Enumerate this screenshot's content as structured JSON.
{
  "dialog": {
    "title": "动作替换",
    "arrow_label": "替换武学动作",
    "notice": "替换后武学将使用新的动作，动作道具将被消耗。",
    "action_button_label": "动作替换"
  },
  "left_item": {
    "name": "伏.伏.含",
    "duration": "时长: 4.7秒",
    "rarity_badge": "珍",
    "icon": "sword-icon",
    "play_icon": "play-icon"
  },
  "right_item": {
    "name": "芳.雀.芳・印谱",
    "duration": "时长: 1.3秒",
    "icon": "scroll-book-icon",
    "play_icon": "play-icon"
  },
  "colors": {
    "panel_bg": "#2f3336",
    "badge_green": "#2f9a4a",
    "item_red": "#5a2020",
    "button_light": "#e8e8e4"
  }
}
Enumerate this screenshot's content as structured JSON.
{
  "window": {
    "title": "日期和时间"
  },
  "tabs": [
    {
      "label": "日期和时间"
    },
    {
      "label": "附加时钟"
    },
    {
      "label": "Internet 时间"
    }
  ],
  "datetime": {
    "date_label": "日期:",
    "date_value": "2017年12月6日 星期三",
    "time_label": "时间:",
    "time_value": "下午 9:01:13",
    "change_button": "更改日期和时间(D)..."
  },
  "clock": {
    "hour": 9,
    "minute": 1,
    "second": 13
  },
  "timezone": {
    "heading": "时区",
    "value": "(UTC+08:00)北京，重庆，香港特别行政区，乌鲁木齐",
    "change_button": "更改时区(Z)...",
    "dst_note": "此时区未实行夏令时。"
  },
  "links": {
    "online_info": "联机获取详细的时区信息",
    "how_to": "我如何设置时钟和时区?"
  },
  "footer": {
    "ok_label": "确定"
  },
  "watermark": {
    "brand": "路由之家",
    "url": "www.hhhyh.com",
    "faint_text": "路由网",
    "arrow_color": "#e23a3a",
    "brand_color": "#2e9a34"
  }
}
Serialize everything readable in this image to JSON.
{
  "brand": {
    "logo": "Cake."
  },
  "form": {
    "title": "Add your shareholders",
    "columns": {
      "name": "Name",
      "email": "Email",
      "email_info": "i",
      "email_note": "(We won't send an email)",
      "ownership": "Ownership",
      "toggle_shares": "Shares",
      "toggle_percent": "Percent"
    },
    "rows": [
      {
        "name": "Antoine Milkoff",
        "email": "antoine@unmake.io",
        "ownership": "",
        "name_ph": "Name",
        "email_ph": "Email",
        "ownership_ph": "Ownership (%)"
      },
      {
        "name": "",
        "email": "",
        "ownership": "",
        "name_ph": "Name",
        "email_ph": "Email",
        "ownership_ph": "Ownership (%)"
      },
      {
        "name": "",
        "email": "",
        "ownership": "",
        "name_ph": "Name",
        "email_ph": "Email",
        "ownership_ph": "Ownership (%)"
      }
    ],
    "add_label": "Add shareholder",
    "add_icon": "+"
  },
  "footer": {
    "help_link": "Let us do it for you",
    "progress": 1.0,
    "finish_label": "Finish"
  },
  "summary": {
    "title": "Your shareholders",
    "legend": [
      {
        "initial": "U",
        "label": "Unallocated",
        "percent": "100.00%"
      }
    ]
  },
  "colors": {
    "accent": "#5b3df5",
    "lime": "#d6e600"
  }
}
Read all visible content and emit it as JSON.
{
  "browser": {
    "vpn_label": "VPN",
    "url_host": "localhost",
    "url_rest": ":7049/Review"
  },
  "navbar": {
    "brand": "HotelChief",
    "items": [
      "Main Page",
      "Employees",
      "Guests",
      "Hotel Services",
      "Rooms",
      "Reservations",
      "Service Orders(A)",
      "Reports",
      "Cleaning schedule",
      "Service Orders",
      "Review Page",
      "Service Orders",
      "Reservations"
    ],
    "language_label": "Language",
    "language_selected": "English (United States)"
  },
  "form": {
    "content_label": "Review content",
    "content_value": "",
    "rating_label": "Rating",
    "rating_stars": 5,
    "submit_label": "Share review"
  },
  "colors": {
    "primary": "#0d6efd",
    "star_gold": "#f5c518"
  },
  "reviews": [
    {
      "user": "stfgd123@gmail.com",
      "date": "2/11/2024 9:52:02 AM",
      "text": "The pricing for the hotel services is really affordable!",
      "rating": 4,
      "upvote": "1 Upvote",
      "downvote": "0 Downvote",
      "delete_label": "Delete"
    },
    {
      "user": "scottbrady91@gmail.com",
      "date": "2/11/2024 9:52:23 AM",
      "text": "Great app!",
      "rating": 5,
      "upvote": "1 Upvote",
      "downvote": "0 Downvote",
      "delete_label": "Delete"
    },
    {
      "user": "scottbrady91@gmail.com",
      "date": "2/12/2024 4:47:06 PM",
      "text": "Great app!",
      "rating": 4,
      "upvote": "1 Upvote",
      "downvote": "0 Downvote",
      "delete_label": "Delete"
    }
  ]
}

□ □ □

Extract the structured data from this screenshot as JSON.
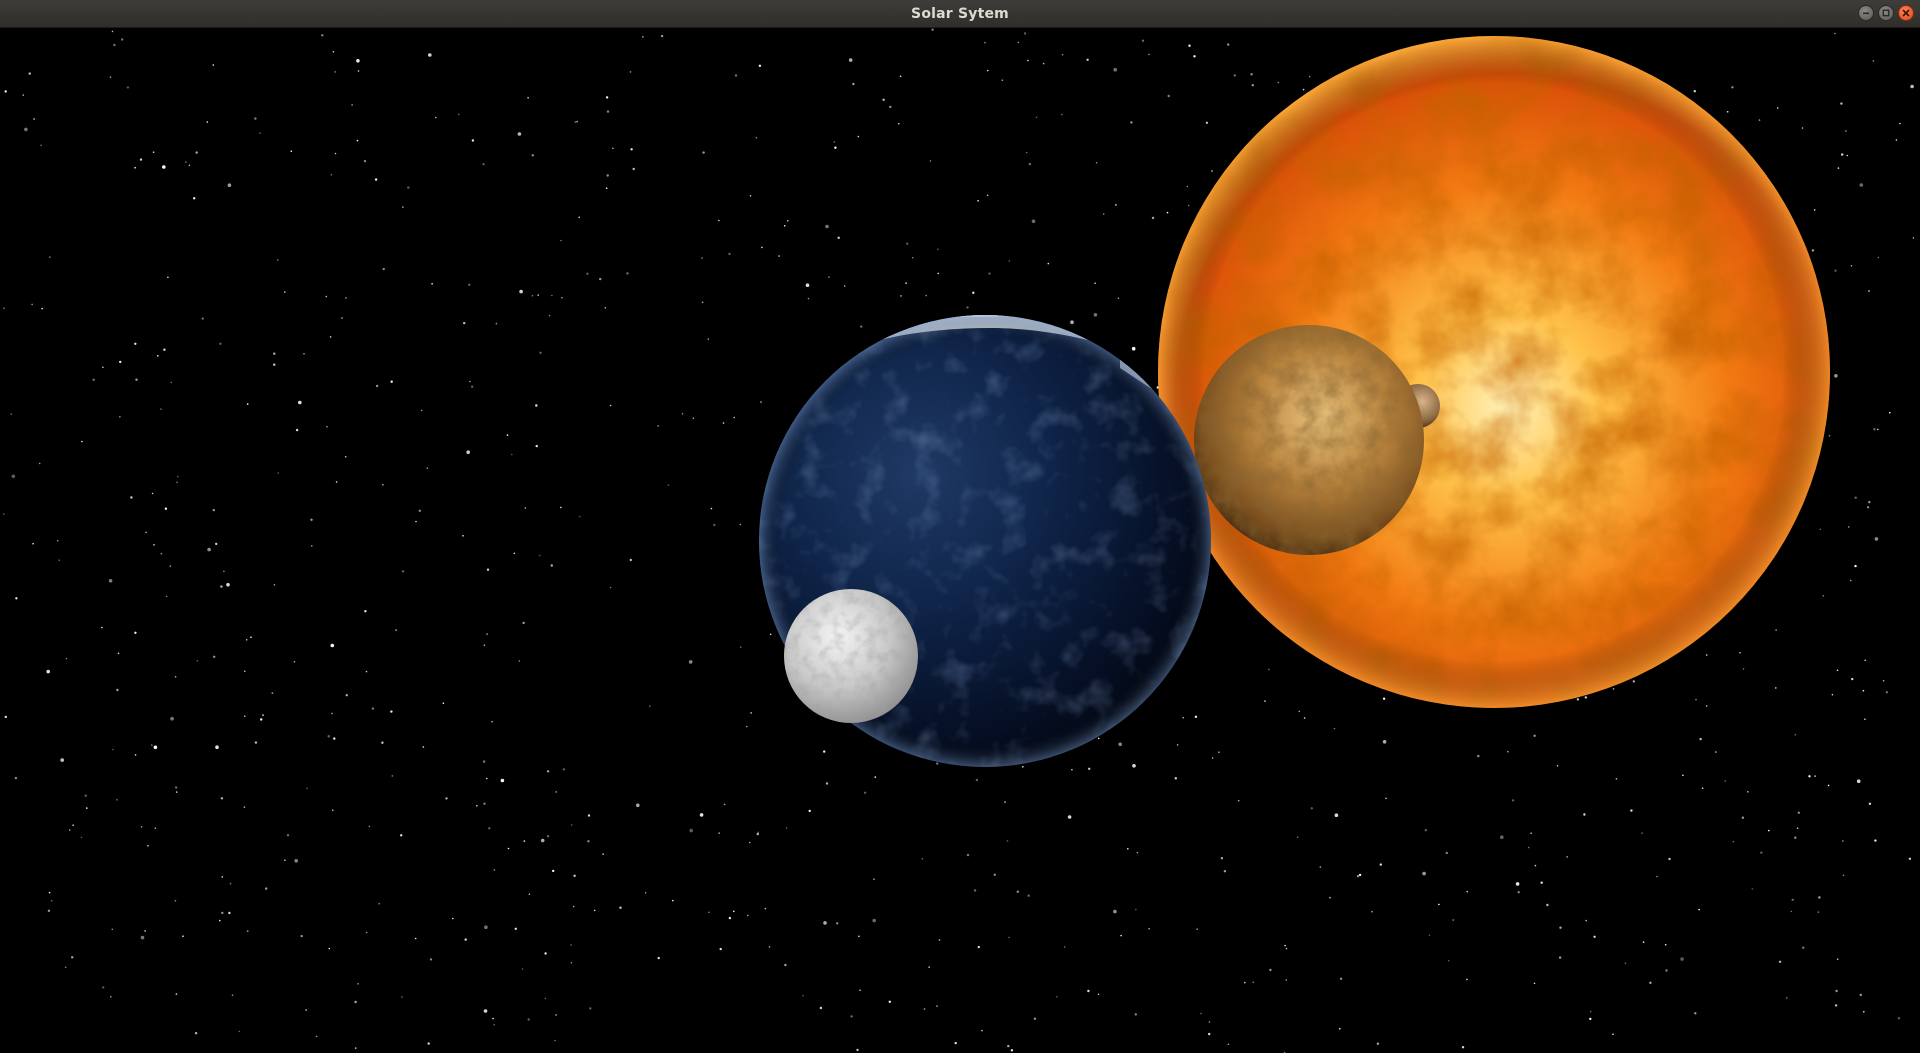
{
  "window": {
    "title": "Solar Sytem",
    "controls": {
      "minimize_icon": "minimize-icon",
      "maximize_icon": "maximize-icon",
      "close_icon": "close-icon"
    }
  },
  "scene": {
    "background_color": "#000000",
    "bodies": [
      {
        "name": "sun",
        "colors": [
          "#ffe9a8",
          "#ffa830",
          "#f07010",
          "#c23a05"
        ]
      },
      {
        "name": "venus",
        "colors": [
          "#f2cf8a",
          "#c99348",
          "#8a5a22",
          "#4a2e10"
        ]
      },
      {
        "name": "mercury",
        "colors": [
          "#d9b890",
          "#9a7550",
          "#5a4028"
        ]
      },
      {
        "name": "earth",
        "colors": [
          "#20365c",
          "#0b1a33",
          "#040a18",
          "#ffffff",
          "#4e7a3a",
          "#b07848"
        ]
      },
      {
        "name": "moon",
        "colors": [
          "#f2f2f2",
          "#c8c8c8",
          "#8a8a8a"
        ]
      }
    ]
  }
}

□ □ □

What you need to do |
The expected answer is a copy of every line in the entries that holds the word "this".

Response to the exercise |
Enumerate this screenshot's content as structured JSON.
Enumerate this screenshot's content as structured JSON.
Serialize everything readable in this image to JSON.
Extract the structured data from this screenshot as JSON.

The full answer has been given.